The Explorers Club has become something of a laughing stock in 1879, when the play opens in London, largely because of its appallingly awful bartender. To further besmirch the club’s reputation, its acting president, the botanist Lucius Fretway (Lorenzo Pisoni), has proposed a famous lady explorer (and the woman he secretly loves) for membership.
It’s hard to imagine any woman wanting to spend time in this clubroom, which Donyale Werle has designed in the same faux-attic style as her previous triumph, “Bloody Bloody Andrew Jackson.” Although the leather chairs, burnished woods and luxurious carpets define it as a manly room, the stuffed animals, mounted trophies, heroic paintings, and big-game hunting gear that crowd every inch of wall space appear to be the work of adolescent boys run amok.
But Phyllida Spotte-Hume (Jennifer Westfeldt) is no ordinary woman, and this plucky adventuress does, very much, want to be welcomed into this society. A celebrated anthropologist, she has discovered a legendary Lost City (“the worst place on earth”) and brought back a cute, extremely fit native specimen she has named Luigi (Carson Elrod, outlandishly costumed by Anita Yavich and painted a lovely shade of blue).
Awed by her accomplishments, not to mention her beauty (and exquisite diction), the zoologist Professor Walling (Steven Boyer, carrying a caged guinea pig) and the herpetologist Professor Cope (Brian Avers, wearing a snake around his neck) immediately accept Phyllida. But Professor Sloane, an “archeo-theologist” played with delicious deadpan drollery by John McMartin, will allow no daughter of Eve to defile the club.
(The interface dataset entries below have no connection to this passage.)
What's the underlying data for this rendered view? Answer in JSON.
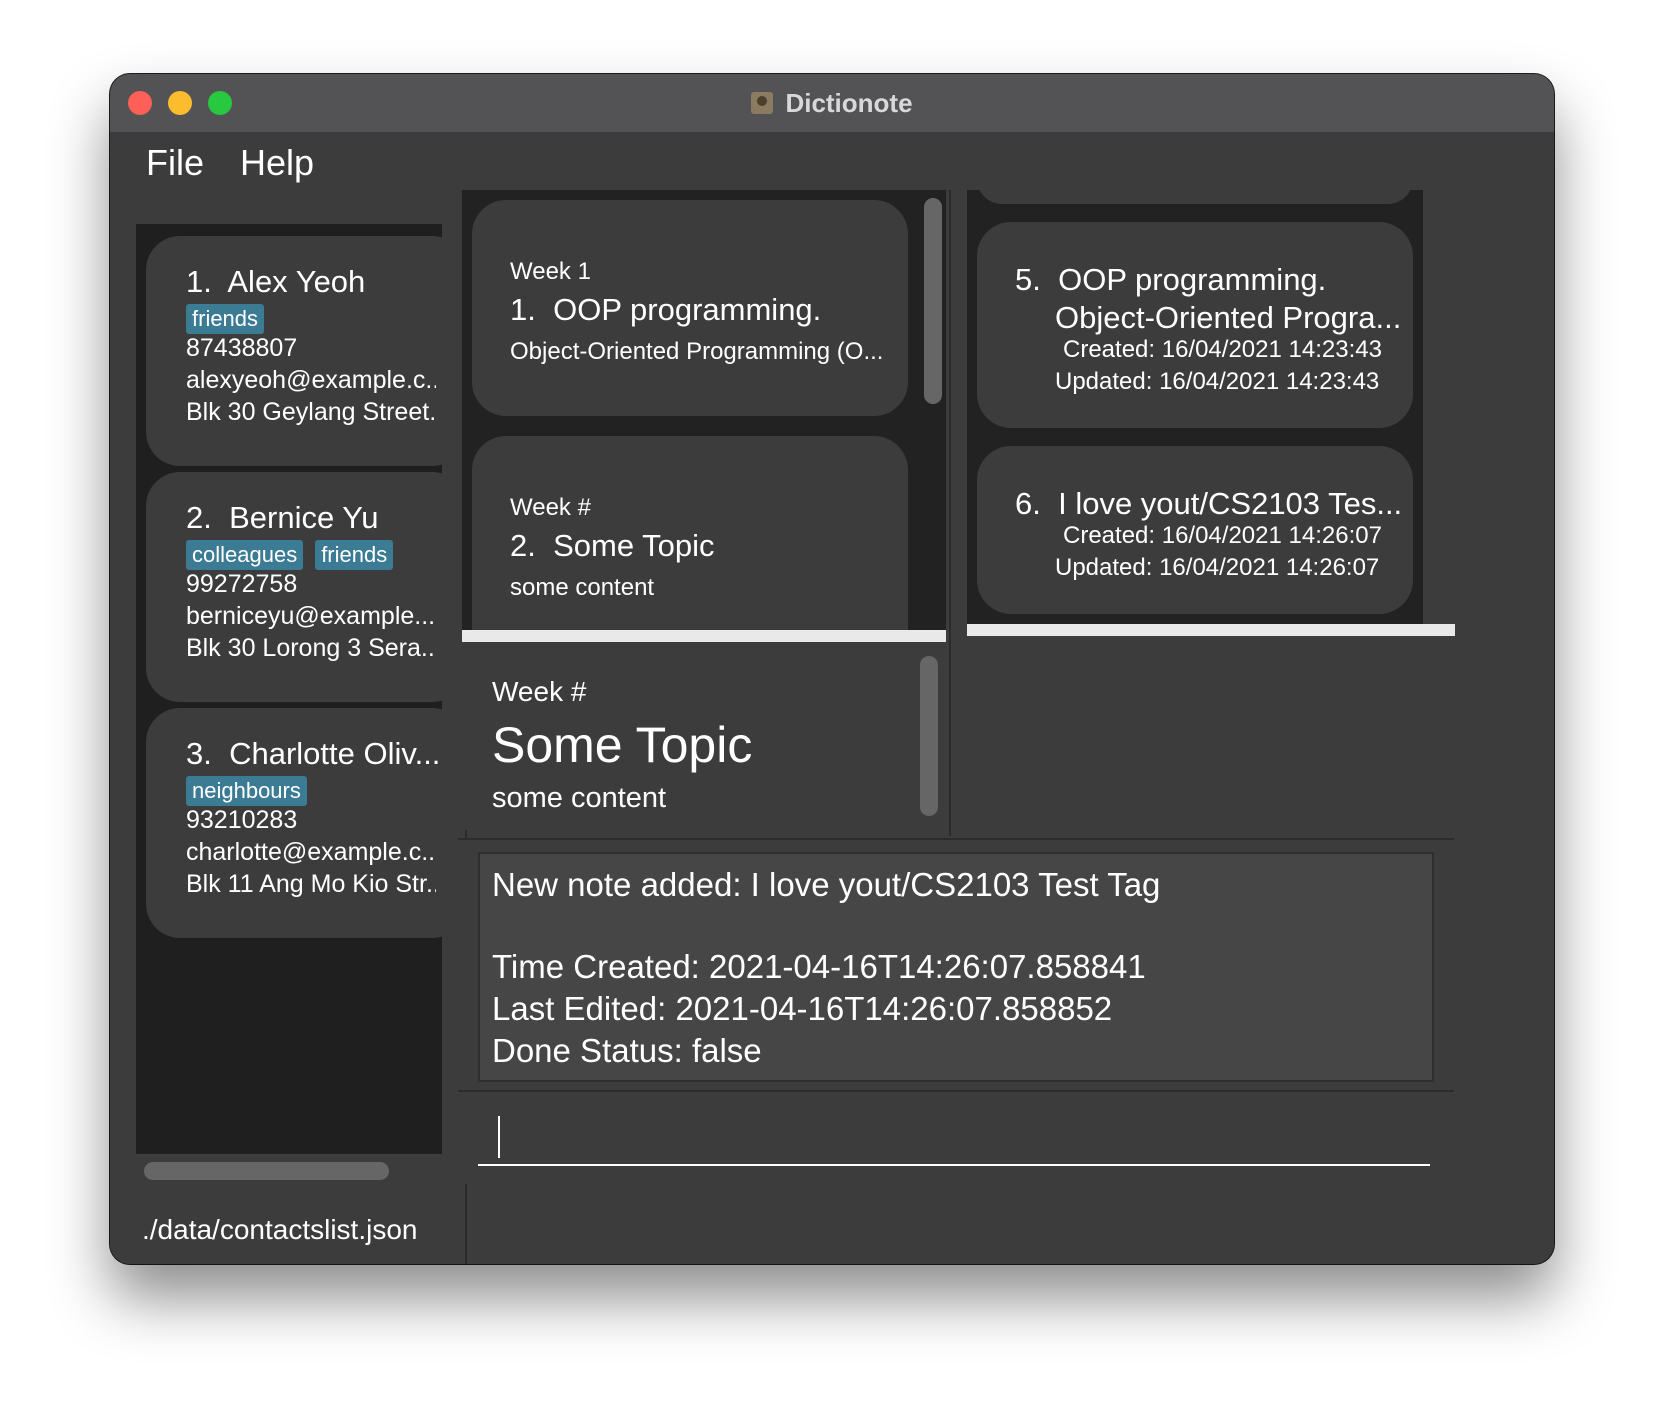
{
  "window": {
    "title": "Dictionote"
  },
  "menu": {
    "file": "File",
    "help": "Help"
  },
  "contacts": [
    {
      "index": "1.",
      "name": "Alex Yeoh",
      "tags": [
        "friends"
      ],
      "phone": "87438807",
      "email": "alexyeoh@example.c...",
      "address": "Blk 30 Geylang Street..."
    },
    {
      "index": "2.",
      "name": "Bernice Yu",
      "tags": [
        "colleagues",
        "friends"
      ],
      "phone": "99272758",
      "email": "berniceyu@example....",
      "address": "Blk 30 Lorong 3 Sera..."
    },
    {
      "index": "3.",
      "name": "Charlotte Oliv...",
      "tags": [
        "neighbours"
      ],
      "phone": "93210283",
      "email": "charlotte@example.c...",
      "address": "Blk 11 Ang Mo Kio Str..."
    }
  ],
  "status_bar": {
    "file_path": "./data/contactslist.json"
  },
  "notes_list": [
    {
      "week": "Week 1",
      "index": "1.",
      "title": "OOP programming.",
      "content": "Object-Oriented Programming (O..."
    },
    {
      "week": "Week #",
      "index": "2.",
      "title": "Some Topic",
      "content": "some content"
    }
  ],
  "note_detail": {
    "week": "Week #",
    "title": "Some Topic",
    "content": "some content"
  },
  "right_notes": [
    {
      "index": "5.",
      "title_line1": "OOP programming.",
      "title_line2": "Object-Oriented Progra...",
      "created": "Created: 16/04/2021 14:23:43",
      "updated": "Updated: 16/04/2021 14:23:43"
    },
    {
      "index": "6.",
      "title_line1": "I love yout/CS2103 Tes...",
      "created": "Created: 16/04/2021 14:26:07",
      "updated": "Updated: 16/04/2021 14:26:07"
    }
  ],
  "result": {
    "line1": "New note added: I love yout/CS2103 Test Tag",
    "line2": "Time Created: 2021-04-16T14:26:07.858841",
    "line3": "Last Edited: 2021-04-16T14:26:07.858852",
    "line4": "Done Status: false"
  },
  "command": {
    "value": ""
  },
  "colors": {
    "tag": "#3b7b93",
    "card": "#3c3c3c",
    "list_bg": "#1f1f1f"
  }
}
“Your sex is weak with sin and led astray with divers lusts — no offense,” he informs Phyllida in the dry-as-dust tone of the sex that has no doubts about its God-given superiority.
Phyllida takes the criticism in her stride (“No offense taken,” she assures the churchman-scientist). But the return of the dashing and breathtakingly stupid Harry Percy (David Furr, swathed in animal skins but too committed to his art to crack up and roll around on the floor) from a successful expedition to the East Pole (“It does exist,” he insists) presents another complication. The intrepid explorer will entertain the notion of allowing Phyllida into the club, but only if she knows her place, which is in another room while the menfolk indulge their sacred (not to say homoerotic) ritual of brandy and cigars.
Benjamin has a quick mind, an agile wit and terrific comic timing. But her resolution of all the farcical obstacles to Phyllida’s membership proves too dryly methodical and much too busy. The satiric intent of the comedy is better served in the first act, when the characters feel free to deliver their uninhibited, ignorant and wonderfully politically incorrect views on Imperial Great Britain’s “scientific” conquest of land, sea, air, outer space, foreign cultures, native species — and women.